━━━━━ The records

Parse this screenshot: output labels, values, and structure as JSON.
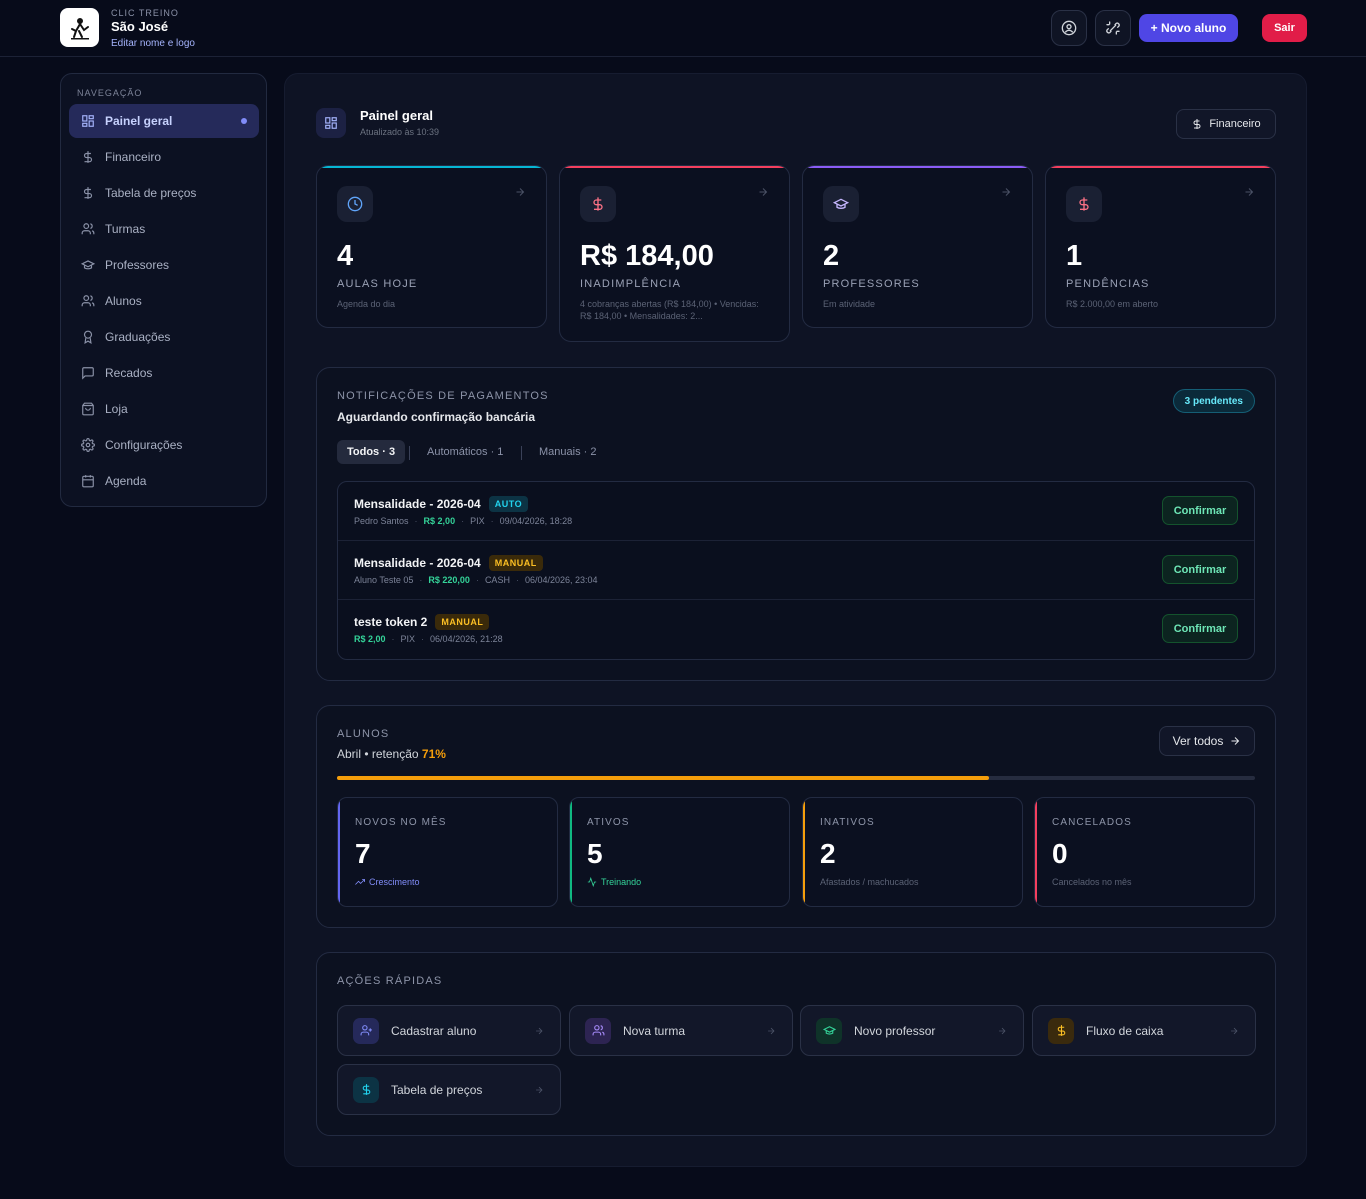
{
  "header": {
    "kicker": "CLIC TREINO",
    "name": "São José",
    "edit_link": "Editar nome e logo",
    "new_student_label": "+ Novo aluno",
    "exit_label": "Sair"
  },
  "sidebar": {
    "heading": "NAVEGAÇÃO",
    "items": [
      {
        "label": "Painel geral",
        "icon": "grid-icon"
      },
      {
        "label": "Financeiro",
        "icon": "dollar-icon"
      },
      {
        "label": "Tabela de preços",
        "icon": "dollar-icon"
      },
      {
        "label": "Turmas",
        "icon": "users-icon"
      },
      {
        "label": "Professores",
        "icon": "graduation-cap-icon"
      },
      {
        "label": "Alunos",
        "icon": "users-icon"
      },
      {
        "label": "Graduações",
        "icon": "award-icon"
      },
      {
        "label": "Recados",
        "icon": "message-icon"
      },
      {
        "label": "Loja",
        "icon": "shopping-bag-icon"
      },
      {
        "label": "Configurações",
        "icon": "gear-icon"
      },
      {
        "label": "Agenda",
        "icon": "calendar-icon"
      }
    ]
  },
  "page": {
    "title": "Painel geral",
    "updated": "Atualizado às 10:39",
    "financeiro_button": "Financeiro"
  },
  "stats": [
    {
      "value": "4",
      "label": "AULAS HOJE",
      "sub": "Agenda do dia",
      "accent": "#06b6d4",
      "icon": "clock-icon"
    },
    {
      "value": "R$ 184,00",
      "label": "INADIMPLÊNCIA",
      "sub": "4 cobranças abertas (R$ 184,00) • Vencidas: R$ 184,00 • Mensalidades: 2...",
      "accent": "#f43f5e",
      "icon": "dollar-icon"
    },
    {
      "value": "2",
      "label": "PROFESSORES",
      "sub": "Em atividade",
      "accent": "#8b5cf6",
      "icon": "graduation-cap-icon"
    },
    {
      "value": "1",
      "label": "PENDÊNCIAS",
      "sub": "R$ 2.000,00 em aberto",
      "accent": "#f43f5e",
      "icon": "dollar-icon"
    }
  ],
  "notifications": {
    "kicker": "NOTIFICAÇÕES DE PAGAMENTOS",
    "title": "Aguardando confirmação bancária",
    "badge": "3 pendentes",
    "tabs": [
      "Todos · 3",
      "Automáticos · 1",
      "Manuais · 2"
    ],
    "confirm_label": "Confirmar",
    "items": [
      {
        "title": "Mensalidade - 2026-04",
        "tag": "AUTO",
        "student": "Pedro Santos",
        "amount": "R$ 2,00",
        "method": "PIX",
        "datetime": "09/04/2026, 18:28"
      },
      {
        "title": "Mensalidade - 2026-04",
        "tag": "MANUAL",
        "student": "Aluno Teste 05",
        "amount": "R$ 220,00",
        "method": "CASH",
        "datetime": "06/04/2026, 23:04"
      },
      {
        "title": "teste token 2",
        "tag": "MANUAL",
        "student": "",
        "amount": "R$ 2,00",
        "method": "PIX",
        "datetime": "06/04/2026, 21:28"
      }
    ]
  },
  "students": {
    "kicker": "ALUNOS",
    "month_text": "Abril • retenção ",
    "retention": "71%",
    "retention_fraction": 0.71,
    "view_all": "Ver todos",
    "cards": [
      {
        "label": "NOVOS NO MÊS",
        "value": "7",
        "sub": "Crescimento",
        "accent": "#6366f1",
        "sub_color": "#818cf8"
      },
      {
        "label": "ATIVOS",
        "value": "5",
        "sub": "Treinando",
        "accent": "#10b981",
        "sub_color": "#34d399"
      },
      {
        "label": "INATIVOS",
        "value": "2",
        "sub": "Afastados / machucados",
        "accent": "#f59e0b",
        "sub_color": "#5b6275"
      },
      {
        "label": "CANCELADOS",
        "value": "0",
        "sub": "Cancelados no mês",
        "accent": "#f43f5e",
        "sub_color": "#5b6275"
      }
    ]
  },
  "quick_actions": {
    "kicker": "AÇÕES RÁPIDAS",
    "items": [
      {
        "label": "Cadastrar aluno",
        "icon": "user-plus-icon",
        "color": "#818cf8",
        "bg": "#25295a"
      },
      {
        "label": "Nova turma",
        "icon": "users-icon",
        "color": "#a78bfa",
        "bg": "#2d2452"
      },
      {
        "label": "Novo professor",
        "icon": "graduation-cap-icon",
        "color": "#34d399",
        "bg": "#0f3329"
      },
      {
        "label": "Fluxo de caixa",
        "icon": "dollar-icon",
        "color": "#fbbf24",
        "bg": "#3a2a0d"
      },
      {
        "label": "Tabela de preços",
        "icon": "dollar-icon",
        "color": "#22d3ee",
        "bg": "#0c3344"
      }
    ]
  }
}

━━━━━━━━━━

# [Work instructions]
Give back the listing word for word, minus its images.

# [Response to the exercise]
Parse this screenshot: output labels, values, and structure as JSON.
{
  "header": {
    "kicker": "CLIC TREINO",
    "name": "São José",
    "edit_link": "Editar nome e logo",
    "new_student_label": "+ Novo aluno",
    "exit_label": "Sair"
  },
  "sidebar": {
    "heading": "NAVEGAÇÃO",
    "items": [
      {
        "label": "Painel geral",
        "icon": "grid-icon"
      },
      {
        "label": "Financeiro",
        "icon": "dollar-icon"
      },
      {
        "label": "Tabela de preços",
        "icon": "dollar-icon"
      },
      {
        "label": "Turmas",
        "icon": "users-icon"
      },
      {
        "label": "Professores",
        "icon": "graduation-cap-icon"
      },
      {
        "label": "Alunos",
        "icon": "users-icon"
      },
      {
        "label": "Graduações",
        "icon": "award-icon"
      },
      {
        "label": "Recados",
        "icon": "message-icon"
      },
      {
        "label": "Loja",
        "icon": "shopping-bag-icon"
      },
      {
        "label": "Configurações",
        "icon": "gear-icon"
      },
      {
        "label": "Agenda",
        "icon": "calendar-icon"
      }
    ]
  },
  "page": {
    "title": "Painel geral",
    "updated": "Atualizado às 10:39",
    "financeiro_button": "Financeiro"
  },
  "stats": [
    {
      "value": "4",
      "label": "AULAS HOJE",
      "sub": "Agenda do dia",
      "accent": "#06b6d4",
      "icon": "clock-icon"
    },
    {
      "value": "R$ 184,00",
      "label": "INADIMPLÊNCIA",
      "sub": "4 cobranças abertas (R$ 184,00) • Vencidas: R$ 184,00 • Mensalidades: 2...",
      "accent": "#f43f5e",
      "icon": "dollar-icon"
    },
    {
      "value": "2",
      "label": "PROFESSORES",
      "sub": "Em atividade",
      "accent": "#8b5cf6",
      "icon": "graduation-cap-icon"
    },
    {
      "value": "1",
      "label": "PENDÊNCIAS",
      "sub": "R$ 2.000,00 em aberto",
      "accent": "#f43f5e",
      "icon": "dollar-icon"
    }
  ],
  "notifications": {
    "kicker": "NOTIFICAÇÕES DE PAGAMENTOS",
    "title": "Aguardando confirmação bancária",
    "badge": "3 pendentes",
    "tabs": [
      "Todos · 3",
      "Automáticos · 1",
      "Manuais · 2"
    ],
    "confirm_label": "Confirmar",
    "items": [
      {
        "title": "Mensalidade - 2026-04",
        "tag": "AUTO",
        "student": "Pedro Santos",
        "amount": "R$ 2,00",
        "method": "PIX",
        "datetime": "09/04/2026, 18:28"
      },
      {
        "title": "Mensalidade - 2026-04",
        "tag": "MANUAL",
        "student": "Aluno Teste 05",
        "amount": "R$ 220,00",
        "method": "CASH",
        "datetime": "06/04/2026, 23:04"
      },
      {
        "title": "teste token 2",
        "tag": "MANUAL",
        "student": "",
        "amount": "R$ 2,00",
        "method": "PIX",
        "datetime": "06/04/2026, 21:28"
      }
    ]
  },
  "students": {
    "kicker": "ALUNOS",
    "month_text": "Abril • retenção ",
    "retention": "71%",
    "retention_fraction": 0.71,
    "view_all": "Ver todos",
    "cards": [
      {
        "label": "NOVOS NO MÊS",
        "value": "7",
        "sub": "Crescimento",
        "accent": "#6366f1",
        "sub_color": "#818cf8"
      },
      {
        "label": "ATIVOS",
        "value": "5",
        "sub": "Treinando",
        "accent": "#10b981",
        "sub_color": "#34d399"
      },
      {
        "label": "INATIVOS",
        "value": "2",
        "sub": "Afastados / machucados",
        "accent": "#f59e0b",
        "sub_color": "#5b6275"
      },
      {
        "label": "CANCELADOS",
        "value": "0",
        "sub": "Cancelados no mês",
        "accent": "#f43f5e",
        "sub_color": "#5b6275"
      }
    ]
  },
  "quick_actions": {
    "kicker": "AÇÕES RÁPIDAS",
    "items": [
      {
        "label": "Cadastrar aluno",
        "icon": "user-plus-icon",
        "color": "#818cf8",
        "bg": "#25295a"
      },
      {
        "label": "Nova turma",
        "icon": "users-icon",
        "color": "#a78bfa",
        "bg": "#2d2452"
      },
      {
        "label": "Novo professor",
        "icon": "graduation-cap-icon",
        "color": "#34d399",
        "bg": "#0f3329"
      },
      {
        "label": "Fluxo de caixa",
        "icon": "dollar-icon",
        "color": "#fbbf24",
        "bg": "#3a2a0d"
      },
      {
        "label": "Tabela de preços",
        "icon": "dollar-icon",
        "color": "#22d3ee",
        "bg": "#0c3344"
      }
    ]
  }
}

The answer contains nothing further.